The task: Take every line containing "date" out of the records.

Dataset items
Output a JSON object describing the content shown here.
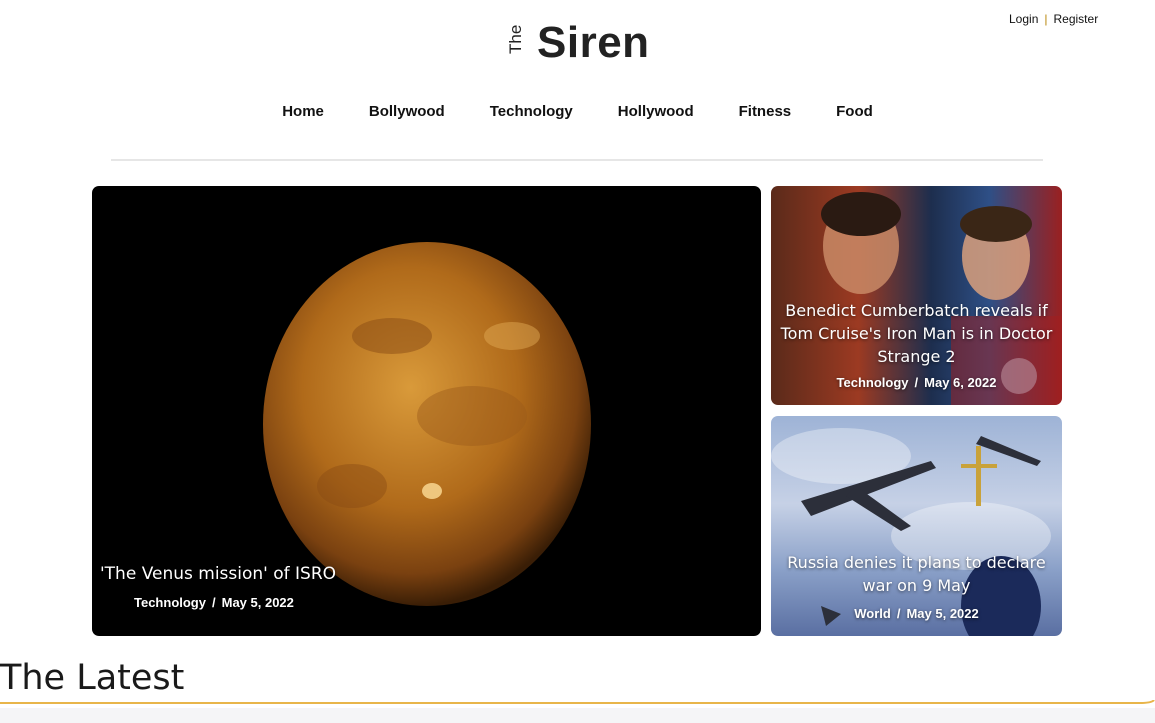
{
  "auth": {
    "login": "Login",
    "separator": "|",
    "register": "Register"
  },
  "logo": {
    "prefix": "The",
    "name": "Siren"
  },
  "nav": [
    "Home",
    "Bollywood",
    "Technology",
    "Hollywood",
    "Fitness",
    "Food"
  ],
  "featured": {
    "main": {
      "title": "'The Venus mission' of ISRO",
      "category": "Technology",
      "date": "May 5, 2022"
    },
    "side": [
      {
        "title": "Benedict Cumberbatch reveals if Tom Cruise's Iron Man is in Doctor Strange 2",
        "category": "Technology",
        "date": "May 6, 2022"
      },
      {
        "title": "Russia denies it plans to declare war on 9 May",
        "category": "World",
        "date": "May 5, 2022"
      }
    ]
  },
  "section": {
    "latest_title": "The Latest"
  },
  "meta_separator": "/",
  "colors": {
    "accent": "#e8b54a",
    "text": "#111111"
  }
}
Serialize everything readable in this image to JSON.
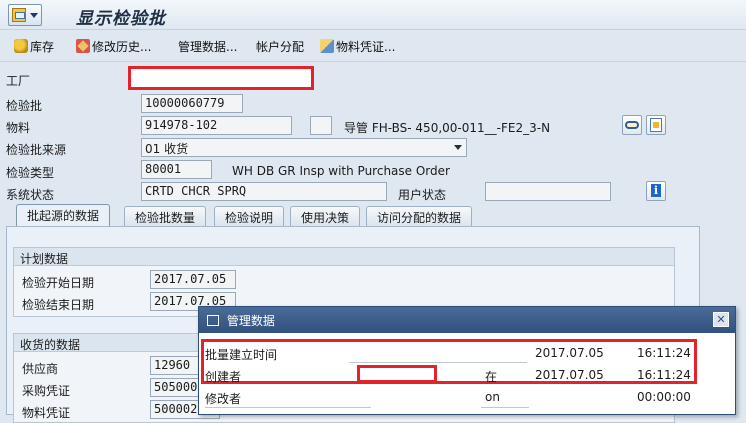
{
  "window": {
    "title": "显示检验批"
  },
  "toolbar": {
    "items": [
      {
        "label": "库存",
        "icon": "stock-icon"
      },
      {
        "label": "修改历史...",
        "icon": "pencil-icon"
      },
      {
        "label": "管理数据..."
      },
      {
        "label": "帐户分配"
      },
      {
        "label": "物料凭证...",
        "icon": "doc-icon"
      }
    ]
  },
  "header": {
    "plant_label": "工厂",
    "lot_label": "检验批",
    "lot_value": "10000060779",
    "material_label": "物料",
    "material_value": "914978-102",
    "material_desc": "导管 FH-BS- 450,00-011__-FE2_3-N",
    "origin_label": "检验批来源",
    "origin_value": "01 收货",
    "type_label": "检验类型",
    "type_value": "80001",
    "type_desc": "WH DB GR Insp with Purchase Order",
    "status_label": "系统状态",
    "status_value": "CRTD CHCR SPRQ",
    "user_status_label": "用户状态",
    "user_status_value": ""
  },
  "tabs": [
    {
      "label": "批起源的数据",
      "active": true
    },
    {
      "label": "检验批数量"
    },
    {
      "label": "检验说明"
    },
    {
      "label": "使用决策"
    },
    {
      "label": "访问分配的数据"
    }
  ],
  "plan_group": {
    "title": "计划数据",
    "start_label": "检验开始日期",
    "start_value": "2017.07.05",
    "end_label": "检验结束日期",
    "end_value": "2017.07.05"
  },
  "receipt_group": {
    "title": "收货的数据",
    "vendor_label": "供应商",
    "vendor_value": "12960",
    "po_label": "采购凭证",
    "po_value": "505000",
    "matdoc_label": "物料凭证",
    "matdoc_value": "500002"
  },
  "popup": {
    "title": "管理数据",
    "rows": [
      {
        "label": "批量建立时间",
        "mid": "",
        "date": "2017.07.05",
        "time": "16:11:24"
      },
      {
        "label": "创建者",
        "mid": "在",
        "date": "2017.07.05",
        "time": "16:11:24"
      },
      {
        "label": "修改者",
        "mid": "on",
        "date": "",
        "time": "00:00:00"
      }
    ]
  },
  "colors": {
    "highlight": "#e2232a",
    "popup_header": "#3b5d8a"
  }
}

Response area:
      "date": "May 5, 2022"
        "date": "May 6, 2022"
        "date": "May 5, 2022"
        "date": "2017.07.05",
        "date": "2017.07.05",
        "date": "",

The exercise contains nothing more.